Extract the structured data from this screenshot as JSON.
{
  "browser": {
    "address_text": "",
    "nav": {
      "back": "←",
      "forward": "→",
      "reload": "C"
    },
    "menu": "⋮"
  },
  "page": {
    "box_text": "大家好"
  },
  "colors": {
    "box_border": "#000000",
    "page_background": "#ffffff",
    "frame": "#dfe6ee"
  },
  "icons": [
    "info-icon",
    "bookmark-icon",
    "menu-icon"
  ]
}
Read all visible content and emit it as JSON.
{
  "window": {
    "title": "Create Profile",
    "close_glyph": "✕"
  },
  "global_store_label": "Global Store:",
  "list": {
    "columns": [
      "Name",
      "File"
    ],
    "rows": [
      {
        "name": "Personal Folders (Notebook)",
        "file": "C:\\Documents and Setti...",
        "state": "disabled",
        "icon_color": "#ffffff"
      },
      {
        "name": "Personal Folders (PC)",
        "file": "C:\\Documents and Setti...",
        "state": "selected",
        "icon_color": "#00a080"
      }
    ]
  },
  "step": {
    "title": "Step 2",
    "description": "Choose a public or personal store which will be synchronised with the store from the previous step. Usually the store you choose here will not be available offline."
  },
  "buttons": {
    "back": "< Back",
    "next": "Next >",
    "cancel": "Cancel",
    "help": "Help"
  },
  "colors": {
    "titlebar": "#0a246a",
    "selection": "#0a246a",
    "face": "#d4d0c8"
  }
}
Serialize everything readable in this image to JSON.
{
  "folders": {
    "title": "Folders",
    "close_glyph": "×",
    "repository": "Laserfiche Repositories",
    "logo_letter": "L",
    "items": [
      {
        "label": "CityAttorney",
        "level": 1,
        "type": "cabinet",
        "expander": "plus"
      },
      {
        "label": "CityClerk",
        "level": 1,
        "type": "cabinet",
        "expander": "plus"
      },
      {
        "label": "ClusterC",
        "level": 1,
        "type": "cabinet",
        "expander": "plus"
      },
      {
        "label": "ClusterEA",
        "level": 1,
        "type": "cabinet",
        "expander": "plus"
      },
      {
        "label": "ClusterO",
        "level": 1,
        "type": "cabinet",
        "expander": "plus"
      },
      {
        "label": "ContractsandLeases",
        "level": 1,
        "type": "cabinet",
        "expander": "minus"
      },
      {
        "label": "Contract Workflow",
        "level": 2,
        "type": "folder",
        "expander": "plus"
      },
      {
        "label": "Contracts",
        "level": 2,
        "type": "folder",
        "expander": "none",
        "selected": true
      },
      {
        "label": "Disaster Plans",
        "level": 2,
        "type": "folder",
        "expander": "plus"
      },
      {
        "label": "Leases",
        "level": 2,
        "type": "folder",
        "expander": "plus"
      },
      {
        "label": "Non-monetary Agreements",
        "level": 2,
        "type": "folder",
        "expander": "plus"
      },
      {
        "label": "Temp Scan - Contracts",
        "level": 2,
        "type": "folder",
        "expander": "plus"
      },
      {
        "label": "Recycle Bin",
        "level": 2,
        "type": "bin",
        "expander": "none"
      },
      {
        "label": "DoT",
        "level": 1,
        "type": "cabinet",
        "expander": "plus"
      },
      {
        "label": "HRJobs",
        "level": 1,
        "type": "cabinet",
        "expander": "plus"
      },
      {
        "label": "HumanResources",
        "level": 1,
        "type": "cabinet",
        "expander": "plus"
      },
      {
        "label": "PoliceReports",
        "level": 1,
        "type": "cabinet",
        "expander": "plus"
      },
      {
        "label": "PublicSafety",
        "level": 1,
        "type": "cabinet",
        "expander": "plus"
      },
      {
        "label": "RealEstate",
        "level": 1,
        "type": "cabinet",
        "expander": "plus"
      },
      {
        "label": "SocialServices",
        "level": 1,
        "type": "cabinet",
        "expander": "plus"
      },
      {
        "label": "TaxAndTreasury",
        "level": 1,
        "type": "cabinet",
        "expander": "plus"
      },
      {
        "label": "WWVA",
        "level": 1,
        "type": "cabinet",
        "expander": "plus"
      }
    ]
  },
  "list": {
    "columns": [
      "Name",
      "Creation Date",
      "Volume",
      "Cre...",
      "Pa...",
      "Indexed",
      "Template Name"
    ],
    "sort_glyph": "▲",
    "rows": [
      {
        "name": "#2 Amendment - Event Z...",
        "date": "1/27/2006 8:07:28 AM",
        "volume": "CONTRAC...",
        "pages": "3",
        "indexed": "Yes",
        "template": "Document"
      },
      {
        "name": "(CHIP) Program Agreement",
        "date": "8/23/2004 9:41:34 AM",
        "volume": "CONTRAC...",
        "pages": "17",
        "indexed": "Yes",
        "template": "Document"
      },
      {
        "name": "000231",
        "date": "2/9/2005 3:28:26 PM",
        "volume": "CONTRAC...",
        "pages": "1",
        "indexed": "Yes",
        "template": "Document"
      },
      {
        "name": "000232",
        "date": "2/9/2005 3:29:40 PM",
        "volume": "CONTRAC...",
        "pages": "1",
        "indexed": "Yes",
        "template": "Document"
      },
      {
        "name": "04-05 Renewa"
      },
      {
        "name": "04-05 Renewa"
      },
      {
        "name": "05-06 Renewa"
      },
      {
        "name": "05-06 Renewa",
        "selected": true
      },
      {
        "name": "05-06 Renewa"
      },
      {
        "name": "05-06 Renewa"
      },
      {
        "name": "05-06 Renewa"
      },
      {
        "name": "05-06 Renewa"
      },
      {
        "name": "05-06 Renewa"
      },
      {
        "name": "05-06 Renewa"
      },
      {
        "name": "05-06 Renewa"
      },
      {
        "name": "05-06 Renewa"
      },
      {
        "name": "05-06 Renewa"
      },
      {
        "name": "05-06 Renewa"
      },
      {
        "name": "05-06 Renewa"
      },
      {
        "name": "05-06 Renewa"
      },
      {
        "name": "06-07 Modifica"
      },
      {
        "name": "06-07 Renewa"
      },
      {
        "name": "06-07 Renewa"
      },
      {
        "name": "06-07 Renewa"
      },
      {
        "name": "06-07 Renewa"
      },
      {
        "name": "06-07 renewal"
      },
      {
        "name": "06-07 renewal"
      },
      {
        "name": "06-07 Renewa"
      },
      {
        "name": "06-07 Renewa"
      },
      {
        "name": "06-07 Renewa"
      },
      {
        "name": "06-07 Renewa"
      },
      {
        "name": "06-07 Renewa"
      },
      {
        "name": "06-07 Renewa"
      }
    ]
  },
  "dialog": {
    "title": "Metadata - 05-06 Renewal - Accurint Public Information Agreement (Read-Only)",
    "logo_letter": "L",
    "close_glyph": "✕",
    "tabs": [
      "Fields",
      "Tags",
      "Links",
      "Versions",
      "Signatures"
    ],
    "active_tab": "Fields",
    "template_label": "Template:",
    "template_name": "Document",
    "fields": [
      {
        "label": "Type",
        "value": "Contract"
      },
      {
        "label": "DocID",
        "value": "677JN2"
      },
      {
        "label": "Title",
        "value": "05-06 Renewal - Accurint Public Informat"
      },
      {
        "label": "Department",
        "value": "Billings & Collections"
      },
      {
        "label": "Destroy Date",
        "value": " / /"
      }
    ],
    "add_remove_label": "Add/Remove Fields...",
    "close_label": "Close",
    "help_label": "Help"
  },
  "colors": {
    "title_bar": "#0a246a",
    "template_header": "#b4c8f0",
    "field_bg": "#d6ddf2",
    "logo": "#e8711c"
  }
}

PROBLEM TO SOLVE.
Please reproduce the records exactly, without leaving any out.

SOLUTION TO THE PROBLEM.
Extract the structured data from this screenshot as JSON.
{
  "browser": {
    "address_text": "",
    "nav": {
      "back": "←",
      "forward": "→",
      "reload": "C"
    },
    "menu": "⋮"
  },
  "page": {
    "box_text": "大家好"
  },
  "colors": {
    "box_border": "#000000",
    "page_background": "#ffffff",
    "frame": "#dfe6ee"
  },
  "icons": [
    "info-icon",
    "bookmark-icon",
    "menu-icon"
  ]
}
Read all visible content and emit it as JSON.
{
  "window": {
    "title": "Create Profile",
    "close_glyph": "✕"
  },
  "global_store_label": "Global Store:",
  "list": {
    "columns": [
      "Name",
      "File"
    ],
    "rows": [
      {
        "name": "Personal Folders (Notebook)",
        "file": "C:\\Documents and Setti...",
        "state": "disabled",
        "icon_color": "#ffffff"
      },
      {
        "name": "Personal Folders (PC)",
        "file": "C:\\Documents and Setti...",
        "state": "selected",
        "icon_color": "#00a080"
      }
    ]
  },
  "step": {
    "title": "Step 2",
    "description": "Choose a public or personal store which will be synchronised with the store from the previous step. Usually the store you choose here will not be available offline."
  },
  "buttons": {
    "back": "< Back",
    "next": "Next >",
    "cancel": "Cancel",
    "help": "Help"
  },
  "colors": {
    "titlebar": "#0a246a",
    "selection": "#0a246a",
    "face": "#d4d0c8"
  }
}
Serialize everything readable in this image to JSON.
{
  "folders": {
    "title": "Folders",
    "close_glyph": "×",
    "repository": "Laserfiche Repositories",
    "logo_letter": "L",
    "items": [
      {
        "label": "CityAttorney",
        "level": 1,
        "type": "cabinet",
        "expander": "plus"
      },
      {
        "label": "CityClerk",
        "level": 1,
        "type": "cabinet",
        "expander": "plus"
      },
      {
        "label": "ClusterC",
        "level": 1,
        "type": "cabinet",
        "expander": "plus"
      },
      {
        "label": "ClusterEA",
        "level": 1,
        "type": "cabinet",
        "expander": "plus"
      },
      {
        "label": "ClusterO",
        "level": 1,
        "type": "cabinet",
        "expander": "plus"
      },
      {
        "label": "ContractsandLeases",
        "level": 1,
        "type": "cabinet",
        "expander": "minus"
      },
      {
        "label": "Contract Workflow",
        "level": 2,
        "type": "folder",
        "expander": "plus"
      },
      {
        "label": "Contracts",
        "level": 2,
        "type": "folder",
        "expander": "none",
        "selected": true
      },
      {
        "label": "Disaster Plans",
        "level": 2,
        "type": "folder",
        "expander": "plus"
      },
      {
        "label": "Leases",
        "level": 2,
        "type": "folder",
        "expander": "plus"
      },
      {
        "label": "Non-monetary Agreements",
        "level": 2,
        "type": "folder",
        "expander": "plus"
      },
      {
        "label": "Temp Scan - Contracts",
        "level": 2,
        "type": "folder",
        "expander": "plus"
      },
      {
        "label": "Recycle Bin",
        "level": 2,
        "type": "bin",
        "expander": "none"
      },
      {
        "label": "DoT",
        "level": 1,
        "type": "cabinet",
        "expander": "plus"
      },
      {
        "label": "HRJobs",
        "level": 1,
        "type": "cabinet",
        "expander": "plus"
      },
      {
        "label": "HumanResources",
        "level": 1,
        "type": "cabinet",
        "expander": "plus"
      },
      {
        "label": "PoliceReports",
        "level": 1,
        "type": "cabinet",
        "expander": "plus"
      },
      {
        "label": "PublicSafety",
        "level": 1,
        "type": "cabinet",
        "expander": "plus"
      },
      {
        "label": "RealEstate",
        "level": 1,
        "type": "cabinet",
        "expander": "plus"
      },
      {
        "label": "SocialServices",
        "level": 1,
        "type": "cabinet",
        "expander": "plus"
      },
      {
        "label": "TaxAndTreasury",
        "level": 1,
        "type": "cabinet",
        "expander": "plus"
      },
      {
        "label": "WWVA",
        "level": 1,
        "type": "cabinet",
        "expander": "plus"
      }
    ]
  },
  "list": {
    "columns": [
      "Name",
      "Creation Date",
      "Volume",
      "Cre...",
      "Pa...",
      "Indexed",
      "Template Name"
    ],
    "sort_glyph": "▲",
    "rows": [
      {
        "name": "#2 Amendment - Event Z...",
        "date": "1/27/2006 8:07:28 AM",
        "volume": "CONTRAC...",
        "pages": "3",
        "indexed": "Yes",
        "template": "Document"
      },
      {
        "name": "(CHIP) Program Agreement",
        "date": "8/23/2004 9:41:34 AM",
        "volume": "CONTRAC...",
        "pages": "17",
        "indexed": "Yes",
        "template": "Document"
      },
      {
        "name": "000231",
        "date": "2/9/2005 3:28:26 PM",
        "volume": "CONTRAC...",
        "pages": "1",
        "indexed": "Yes",
        "template": "Document"
      },
      {
        "name": "000232",
        "date": "2/9/2005 3:29:40 PM",
        "volume": "CONTRAC...",
        "pages": "1",
        "indexed": "Yes",
        "template": "Document"
      },
      {
        "name": "04-05 Renewa"
      },
      {
        "name": "04-05 Renewa"
      },
      {
        "name": "05-06 Renewa"
      },
      {
        "name": "05-06 Renewa",
        "selected": true
      },
      {
        "name": "05-06 Renewa"
      },
      {
        "name": "05-06 Renewa"
      },
      {
        "name": "05-06 Renewa"
      },
      {
        "name": "05-06 Renewa"
      },
      {
        "name": "05-06 Renewa"
      },
      {
        "name": "05-06 Renewa"
      },
      {
        "name": "05-06 Renewa"
      },
      {
        "name": "05-06 Renewa"
      },
      {
        "name": "05-06 Renewa"
      },
      {
        "name": "05-06 Renewa"
      },
      {
        "name": "05-06 Renewa"
      },
      {
        "name": "05-06 Renewa"
      },
      {
        "name": "06-07 Modifica"
      },
      {
        "name": "06-07 Renewa"
      },
      {
        "name": "06-07 Renewa"
      },
      {
        "name": "06-07 Renewa"
      },
      {
        "name": "06-07 Renewa"
      },
      {
        "name": "06-07 renewal"
      },
      {
        "name": "06-07 renewal"
      },
      {
        "name": "06-07 Renewa"
      },
      {
        "name": "06-07 Renewa"
      },
      {
        "name": "06-07 Renewa"
      },
      {
        "name": "06-07 Renewa"
      },
      {
        "name": "06-07 Renewa"
      },
      {
        "name": "06-07 Renewa"
      }
    ]
  },
  "dialog": {
    "title": "Metadata - 05-06 Renewal - Accurint Public Information Agreement (Read-Only)",
    "logo_letter": "L",
    "close_glyph": "✕",
    "tabs": [
      "Fields",
      "Tags",
      "Links",
      "Versions",
      "Signatures"
    ],
    "active_tab": "Fields",
    "template_label": "Template:",
    "template_name": "Document",
    "fields": [
      {
        "label": "Type",
        "value": "Contract"
      },
      {
        "label": "DocID",
        "value": "677JN2"
      },
      {
        "label": "Title",
        "value": "05-06 Renewal - Accurint Public Informat"
      },
      {
        "label": "Department",
        "value": "Billings & Collections"
      },
      {
        "label": "Destroy Date",
        "value": " / /"
      }
    ],
    "add_remove_label": "Add/Remove Fields...",
    "close_label": "Close",
    "help_label": "Help"
  },
  "colors": {
    "title_bar": "#0a246a",
    "template_header": "#b4c8f0",
    "field_bg": "#d6ddf2",
    "logo": "#e8711c"
  }
}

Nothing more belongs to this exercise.